The standard describes industry best practice for PLE, the feature-based approach. It provides us with names for concepts around this approach and puts them into context (i.e., creates an ontology). It also describes requirements for elements used to implement this approach. Using this standard, you will be able to judge if an engineering approach is or is not a feature-based PLE approach (and what is missing, if not). If you ever contemplated the question “What is a feature?” you will find an answer there. That’s great. However, the aforementioned standard ISO 26580 is not the first standard related to PLE and will not be the last to be published. A question comes to mind: Why are multiple standards for PLE required and how many standards do we need?
Let’s check what is out there
Before we dive deeper into this, let’s check what is out there: Even the ISO already has multiple standards related to PLE in the ISO 2655x/2656x family of standards, with the ISO 26550 as the foundation of all of these (including the ISO 26580 as a specialization of the concepts in ISO 26550ff).
But there is more: Since AUTOSAR 4, this standard provides metamodel elements for representing architectural variability concepts in the automotive software domain, including a fully defined metamodel for feature modelling down to the XML data representation. This is clearly a standard meant to define data models for tool-based collaboration. It does not define how you would use the concepts to run PLE. And it is focused on one thing: the automotive software architecture and implementation domain.
More standards are under development
Currently under development are more standards with embedded aspects of PLE such as OMG's SysML V2 and the OASIS Variability Exchange Language (VEL), both tackling the challenges of representing machine readable information related to variability (which is a core concept of PLE) in standardized ways. SysML V2 scope is model based systems engineering, whereas VEL will serve as language to exchange variability information between the PLE Factory Configurator (btw, this is an ISO26580 defined term, and refers to tools like pure-systems' pure::variants and Biglever Gears) and authoring tools for Shared Superset Assets (such as requirements management or MBSE tools).

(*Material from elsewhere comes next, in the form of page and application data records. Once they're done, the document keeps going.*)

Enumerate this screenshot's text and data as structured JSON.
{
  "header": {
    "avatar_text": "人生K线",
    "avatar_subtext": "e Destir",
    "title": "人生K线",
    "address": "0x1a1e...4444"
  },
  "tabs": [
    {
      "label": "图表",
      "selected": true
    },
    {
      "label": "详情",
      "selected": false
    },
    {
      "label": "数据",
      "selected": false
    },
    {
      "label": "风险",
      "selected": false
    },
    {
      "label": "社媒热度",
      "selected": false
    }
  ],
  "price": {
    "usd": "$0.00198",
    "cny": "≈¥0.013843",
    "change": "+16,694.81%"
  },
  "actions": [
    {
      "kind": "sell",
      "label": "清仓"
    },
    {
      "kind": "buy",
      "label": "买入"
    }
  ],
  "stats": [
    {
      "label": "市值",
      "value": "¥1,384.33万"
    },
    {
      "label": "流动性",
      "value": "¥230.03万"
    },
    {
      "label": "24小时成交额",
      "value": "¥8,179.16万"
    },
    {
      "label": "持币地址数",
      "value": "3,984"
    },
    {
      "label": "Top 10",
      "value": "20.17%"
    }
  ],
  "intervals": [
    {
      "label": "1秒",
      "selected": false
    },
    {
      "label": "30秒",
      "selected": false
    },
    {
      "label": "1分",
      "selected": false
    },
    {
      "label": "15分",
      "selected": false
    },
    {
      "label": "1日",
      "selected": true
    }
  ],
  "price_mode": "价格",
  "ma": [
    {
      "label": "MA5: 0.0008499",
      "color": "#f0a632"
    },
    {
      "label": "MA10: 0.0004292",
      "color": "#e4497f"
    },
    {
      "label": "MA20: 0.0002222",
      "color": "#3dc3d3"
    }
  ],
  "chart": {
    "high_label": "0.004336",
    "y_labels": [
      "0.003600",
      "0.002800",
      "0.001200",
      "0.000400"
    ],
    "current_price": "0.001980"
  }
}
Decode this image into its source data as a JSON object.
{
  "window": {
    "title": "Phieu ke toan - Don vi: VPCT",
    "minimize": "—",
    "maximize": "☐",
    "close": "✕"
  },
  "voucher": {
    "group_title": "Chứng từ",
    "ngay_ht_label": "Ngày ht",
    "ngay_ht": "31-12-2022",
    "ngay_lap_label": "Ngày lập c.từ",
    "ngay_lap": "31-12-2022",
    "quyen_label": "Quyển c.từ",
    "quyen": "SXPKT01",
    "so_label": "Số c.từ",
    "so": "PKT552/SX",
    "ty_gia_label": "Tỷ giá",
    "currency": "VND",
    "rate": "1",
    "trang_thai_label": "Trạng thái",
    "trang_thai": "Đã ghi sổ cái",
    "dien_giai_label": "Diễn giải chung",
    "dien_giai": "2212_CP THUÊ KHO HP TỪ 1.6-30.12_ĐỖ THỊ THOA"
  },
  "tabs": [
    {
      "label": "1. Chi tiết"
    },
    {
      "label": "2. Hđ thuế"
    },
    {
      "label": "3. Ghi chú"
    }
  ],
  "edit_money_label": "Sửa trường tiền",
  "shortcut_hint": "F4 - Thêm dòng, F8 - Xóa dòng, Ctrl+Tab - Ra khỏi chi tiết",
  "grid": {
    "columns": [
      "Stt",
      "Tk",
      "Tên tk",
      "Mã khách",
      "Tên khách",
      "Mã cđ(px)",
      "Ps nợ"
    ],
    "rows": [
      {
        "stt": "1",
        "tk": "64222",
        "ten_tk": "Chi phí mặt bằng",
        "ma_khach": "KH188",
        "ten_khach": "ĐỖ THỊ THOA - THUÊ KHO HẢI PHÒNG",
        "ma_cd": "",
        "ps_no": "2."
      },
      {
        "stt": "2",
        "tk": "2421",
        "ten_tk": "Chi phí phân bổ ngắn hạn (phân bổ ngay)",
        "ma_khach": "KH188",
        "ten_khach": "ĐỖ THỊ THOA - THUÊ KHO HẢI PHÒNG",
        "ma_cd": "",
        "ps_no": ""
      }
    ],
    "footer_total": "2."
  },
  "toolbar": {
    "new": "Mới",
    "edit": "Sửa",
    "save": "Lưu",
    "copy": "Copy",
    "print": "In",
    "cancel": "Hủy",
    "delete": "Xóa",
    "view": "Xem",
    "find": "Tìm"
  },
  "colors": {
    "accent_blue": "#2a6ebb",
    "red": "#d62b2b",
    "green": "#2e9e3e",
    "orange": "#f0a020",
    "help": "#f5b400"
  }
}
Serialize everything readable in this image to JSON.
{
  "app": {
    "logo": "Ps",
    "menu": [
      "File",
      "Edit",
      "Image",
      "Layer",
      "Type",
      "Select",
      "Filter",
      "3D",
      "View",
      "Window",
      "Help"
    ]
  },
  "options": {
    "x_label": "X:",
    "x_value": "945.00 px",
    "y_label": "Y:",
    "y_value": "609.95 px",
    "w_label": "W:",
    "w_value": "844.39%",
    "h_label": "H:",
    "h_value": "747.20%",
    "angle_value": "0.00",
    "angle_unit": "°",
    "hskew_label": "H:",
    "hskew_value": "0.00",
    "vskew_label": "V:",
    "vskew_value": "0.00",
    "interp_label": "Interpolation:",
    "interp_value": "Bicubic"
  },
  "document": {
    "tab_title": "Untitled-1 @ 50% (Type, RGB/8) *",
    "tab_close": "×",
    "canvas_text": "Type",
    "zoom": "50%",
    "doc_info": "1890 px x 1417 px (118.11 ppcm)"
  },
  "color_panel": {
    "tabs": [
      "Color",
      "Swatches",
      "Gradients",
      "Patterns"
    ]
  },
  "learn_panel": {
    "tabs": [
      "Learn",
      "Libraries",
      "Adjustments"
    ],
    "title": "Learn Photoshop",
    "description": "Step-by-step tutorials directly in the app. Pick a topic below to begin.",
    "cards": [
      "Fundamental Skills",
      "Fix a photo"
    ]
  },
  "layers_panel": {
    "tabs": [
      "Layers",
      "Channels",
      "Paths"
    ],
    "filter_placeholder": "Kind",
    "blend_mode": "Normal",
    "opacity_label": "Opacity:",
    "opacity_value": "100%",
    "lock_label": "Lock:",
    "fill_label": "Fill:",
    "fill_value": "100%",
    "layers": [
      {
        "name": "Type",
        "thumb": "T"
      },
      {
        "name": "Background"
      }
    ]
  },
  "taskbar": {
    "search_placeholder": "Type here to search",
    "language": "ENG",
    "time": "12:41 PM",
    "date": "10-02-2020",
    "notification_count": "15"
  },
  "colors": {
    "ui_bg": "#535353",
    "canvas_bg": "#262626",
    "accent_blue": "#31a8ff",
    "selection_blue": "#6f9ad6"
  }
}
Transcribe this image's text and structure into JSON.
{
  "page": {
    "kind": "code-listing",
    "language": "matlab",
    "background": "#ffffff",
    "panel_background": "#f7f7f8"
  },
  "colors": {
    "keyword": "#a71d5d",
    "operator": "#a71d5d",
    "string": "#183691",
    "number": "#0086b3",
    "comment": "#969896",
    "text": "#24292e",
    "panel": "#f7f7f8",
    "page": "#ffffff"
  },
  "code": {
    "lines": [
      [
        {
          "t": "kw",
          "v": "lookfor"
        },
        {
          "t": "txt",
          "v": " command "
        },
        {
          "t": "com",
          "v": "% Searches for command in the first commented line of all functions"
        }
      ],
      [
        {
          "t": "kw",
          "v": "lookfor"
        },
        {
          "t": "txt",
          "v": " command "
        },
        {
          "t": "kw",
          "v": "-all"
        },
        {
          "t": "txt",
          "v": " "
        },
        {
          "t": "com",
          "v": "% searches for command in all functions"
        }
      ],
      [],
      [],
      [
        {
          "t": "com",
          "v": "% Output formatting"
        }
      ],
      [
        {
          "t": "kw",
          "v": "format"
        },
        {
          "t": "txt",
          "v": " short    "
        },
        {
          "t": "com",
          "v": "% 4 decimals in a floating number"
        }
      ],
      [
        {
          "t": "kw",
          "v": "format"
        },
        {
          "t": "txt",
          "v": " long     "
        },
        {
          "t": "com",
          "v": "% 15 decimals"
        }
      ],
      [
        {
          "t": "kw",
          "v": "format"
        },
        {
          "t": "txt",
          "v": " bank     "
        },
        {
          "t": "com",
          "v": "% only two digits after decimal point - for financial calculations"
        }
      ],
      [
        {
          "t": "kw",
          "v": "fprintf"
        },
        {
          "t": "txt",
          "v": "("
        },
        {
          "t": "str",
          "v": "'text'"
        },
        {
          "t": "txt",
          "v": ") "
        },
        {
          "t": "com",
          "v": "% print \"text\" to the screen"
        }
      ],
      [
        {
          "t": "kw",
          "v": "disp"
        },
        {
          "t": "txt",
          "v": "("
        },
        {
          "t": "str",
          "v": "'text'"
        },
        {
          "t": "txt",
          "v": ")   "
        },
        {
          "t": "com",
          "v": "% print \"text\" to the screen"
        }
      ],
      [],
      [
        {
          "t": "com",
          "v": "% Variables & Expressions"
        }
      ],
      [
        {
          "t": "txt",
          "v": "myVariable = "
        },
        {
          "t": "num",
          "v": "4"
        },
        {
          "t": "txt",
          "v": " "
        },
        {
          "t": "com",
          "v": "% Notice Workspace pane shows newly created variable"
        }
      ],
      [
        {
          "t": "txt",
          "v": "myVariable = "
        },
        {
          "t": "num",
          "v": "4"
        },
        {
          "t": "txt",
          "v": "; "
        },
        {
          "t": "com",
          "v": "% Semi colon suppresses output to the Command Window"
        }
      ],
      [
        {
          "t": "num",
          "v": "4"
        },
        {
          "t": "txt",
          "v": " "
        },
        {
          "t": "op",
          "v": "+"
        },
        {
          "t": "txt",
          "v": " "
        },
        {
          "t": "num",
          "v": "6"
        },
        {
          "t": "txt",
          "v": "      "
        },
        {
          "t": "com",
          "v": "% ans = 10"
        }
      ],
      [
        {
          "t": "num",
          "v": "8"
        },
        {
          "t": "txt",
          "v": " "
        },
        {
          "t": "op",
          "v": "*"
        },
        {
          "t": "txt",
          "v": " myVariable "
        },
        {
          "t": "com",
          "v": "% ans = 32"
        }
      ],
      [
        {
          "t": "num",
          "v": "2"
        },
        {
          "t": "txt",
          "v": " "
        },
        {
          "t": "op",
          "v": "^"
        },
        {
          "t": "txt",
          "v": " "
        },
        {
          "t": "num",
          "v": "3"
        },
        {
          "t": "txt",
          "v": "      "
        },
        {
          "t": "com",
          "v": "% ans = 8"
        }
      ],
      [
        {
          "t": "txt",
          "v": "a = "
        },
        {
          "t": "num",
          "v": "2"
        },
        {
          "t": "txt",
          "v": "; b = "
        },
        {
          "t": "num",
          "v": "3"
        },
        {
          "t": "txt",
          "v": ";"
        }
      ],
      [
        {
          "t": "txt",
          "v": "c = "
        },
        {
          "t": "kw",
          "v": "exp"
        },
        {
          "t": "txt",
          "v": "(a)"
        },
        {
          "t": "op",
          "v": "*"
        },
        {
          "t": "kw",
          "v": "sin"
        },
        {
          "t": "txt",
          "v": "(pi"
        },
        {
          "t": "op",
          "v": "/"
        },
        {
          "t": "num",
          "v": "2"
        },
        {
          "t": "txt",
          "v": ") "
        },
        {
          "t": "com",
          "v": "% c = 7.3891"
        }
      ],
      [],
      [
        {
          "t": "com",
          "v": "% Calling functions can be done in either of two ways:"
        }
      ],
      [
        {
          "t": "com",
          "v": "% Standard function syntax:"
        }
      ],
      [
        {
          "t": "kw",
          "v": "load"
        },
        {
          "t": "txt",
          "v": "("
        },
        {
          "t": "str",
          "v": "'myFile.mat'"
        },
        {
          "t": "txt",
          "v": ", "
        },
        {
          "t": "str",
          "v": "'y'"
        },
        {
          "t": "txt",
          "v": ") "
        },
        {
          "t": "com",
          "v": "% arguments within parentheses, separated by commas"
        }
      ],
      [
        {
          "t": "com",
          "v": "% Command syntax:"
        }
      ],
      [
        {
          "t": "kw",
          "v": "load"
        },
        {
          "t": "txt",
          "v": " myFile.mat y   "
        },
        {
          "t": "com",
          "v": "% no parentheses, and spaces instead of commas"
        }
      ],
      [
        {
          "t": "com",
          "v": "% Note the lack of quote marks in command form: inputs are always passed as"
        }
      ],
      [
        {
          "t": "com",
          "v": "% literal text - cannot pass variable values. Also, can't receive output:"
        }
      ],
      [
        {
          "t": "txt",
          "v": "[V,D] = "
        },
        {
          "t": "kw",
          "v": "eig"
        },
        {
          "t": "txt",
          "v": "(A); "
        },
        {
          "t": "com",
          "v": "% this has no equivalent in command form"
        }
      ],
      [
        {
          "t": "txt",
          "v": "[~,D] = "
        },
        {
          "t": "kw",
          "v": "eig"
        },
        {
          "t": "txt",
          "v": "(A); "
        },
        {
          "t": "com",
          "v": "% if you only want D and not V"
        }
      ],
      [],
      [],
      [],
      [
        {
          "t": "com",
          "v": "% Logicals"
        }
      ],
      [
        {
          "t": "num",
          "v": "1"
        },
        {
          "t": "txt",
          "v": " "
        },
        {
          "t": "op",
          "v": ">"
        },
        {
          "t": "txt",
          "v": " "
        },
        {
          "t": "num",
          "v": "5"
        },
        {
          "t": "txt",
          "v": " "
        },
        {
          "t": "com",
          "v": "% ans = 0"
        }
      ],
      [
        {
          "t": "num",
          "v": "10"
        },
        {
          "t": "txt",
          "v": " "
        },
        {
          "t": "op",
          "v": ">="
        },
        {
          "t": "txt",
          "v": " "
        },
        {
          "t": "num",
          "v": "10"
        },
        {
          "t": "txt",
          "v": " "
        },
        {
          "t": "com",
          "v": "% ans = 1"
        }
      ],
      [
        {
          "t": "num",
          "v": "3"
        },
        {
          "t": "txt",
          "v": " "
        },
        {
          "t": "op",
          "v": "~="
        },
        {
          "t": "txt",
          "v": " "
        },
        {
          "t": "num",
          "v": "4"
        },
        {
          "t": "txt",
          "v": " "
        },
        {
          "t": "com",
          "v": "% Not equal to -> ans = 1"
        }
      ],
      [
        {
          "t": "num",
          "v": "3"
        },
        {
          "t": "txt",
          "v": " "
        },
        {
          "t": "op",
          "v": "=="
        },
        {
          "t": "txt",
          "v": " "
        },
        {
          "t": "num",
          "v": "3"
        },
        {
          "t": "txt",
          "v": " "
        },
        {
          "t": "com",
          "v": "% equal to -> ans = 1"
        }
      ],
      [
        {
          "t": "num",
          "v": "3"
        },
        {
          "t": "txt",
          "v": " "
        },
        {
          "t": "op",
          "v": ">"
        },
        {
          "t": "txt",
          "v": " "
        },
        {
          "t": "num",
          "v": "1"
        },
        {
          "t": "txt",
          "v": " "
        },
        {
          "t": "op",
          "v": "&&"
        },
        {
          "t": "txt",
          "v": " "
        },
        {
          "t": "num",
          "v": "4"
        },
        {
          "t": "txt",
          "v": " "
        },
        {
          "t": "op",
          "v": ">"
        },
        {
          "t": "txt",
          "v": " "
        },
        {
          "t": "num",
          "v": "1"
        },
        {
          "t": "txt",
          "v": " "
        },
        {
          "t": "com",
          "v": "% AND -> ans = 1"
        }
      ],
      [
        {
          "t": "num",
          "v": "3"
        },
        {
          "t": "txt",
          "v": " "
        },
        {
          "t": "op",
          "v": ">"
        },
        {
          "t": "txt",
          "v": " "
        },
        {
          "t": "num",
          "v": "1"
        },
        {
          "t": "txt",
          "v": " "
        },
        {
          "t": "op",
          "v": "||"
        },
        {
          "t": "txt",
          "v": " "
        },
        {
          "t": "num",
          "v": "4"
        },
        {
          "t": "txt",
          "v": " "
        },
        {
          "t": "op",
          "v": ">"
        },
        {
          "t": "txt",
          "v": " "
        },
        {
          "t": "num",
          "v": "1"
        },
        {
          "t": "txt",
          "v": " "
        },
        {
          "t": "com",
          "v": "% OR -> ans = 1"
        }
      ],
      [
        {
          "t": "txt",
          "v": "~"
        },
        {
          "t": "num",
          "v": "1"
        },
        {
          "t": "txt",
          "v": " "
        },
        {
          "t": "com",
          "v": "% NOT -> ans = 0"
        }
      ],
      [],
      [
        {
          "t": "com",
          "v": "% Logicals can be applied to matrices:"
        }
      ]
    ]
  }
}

Contrary to the ISO standards for PLE, all the other standards mentioned above focus on providing concrete means for data exchange and processing, but lack the methodology aspect, present in the ISO standards.
No single standard to rule all others
All of these standards actually have their part in the big picture. If we look at the automotive industry, future car and related infrastructures (e.g. smart highways) are developed using model-based systems engineering which is then used as input into a AUTOSAR based software development. Variability is connected throughout these different models / data domains, and needs to be controlled in a holistic manor, where VEL as lingua franca would be used to exchange variability info between different tools such as a SysML V2 modeling tool, AUTOSAR tooling and the PLE factory configurator tool. The ISO standards help us to setup a methodology and to understand what requirements the tools and organization have to meet.
With this in mind, it becomes clear that we have to align the different standards in a way collaboration is possible without being a hinderance to evolution and innovation. However, there will be not one standard to rule them all.
The PLE community is on the right track
I think the PLE community is on the right track, as many of us engage in the various standardization activities and put a lot of effort into communicating with the domain experts for systems engineering, tool makers, etc., about the importance of having aligned concepts open for collaboration.
If we see PLE as a truly holistic approach (which it is), we also have to embrace the mechanical engineering and its standards (especially those in the field of digital representation such as ISO 10303). That’s why it is likely that we will see even more standards or evolution of existing standards appearing in relation to PLE in the future.
About the author
Prof. Dr. Danilo Beuche is co-founder and CEO of pure-systems and one of the leading minds in Product Line Engineering (PLE). Danilo is driven by the idea of helping companies to develop better, longer-lasting products while always paying attention to economic reuse and sustainability. In 2001, he co-founded pure-systems, a software company specialized in services and tool development for the application of product line technologies in embedded software systems. As the market leader in PLE, pure-systems helps global enterprises and medium-sized companies to keep costs low while improving the quality and safety of their products.
Before founding pure-systems, Danilo worked on tool support for feature-based software development at the University of Magdeburg. Since 2016 he is also an Honorary Professor at the Information Systems Institute (IWI) of Leipzig University.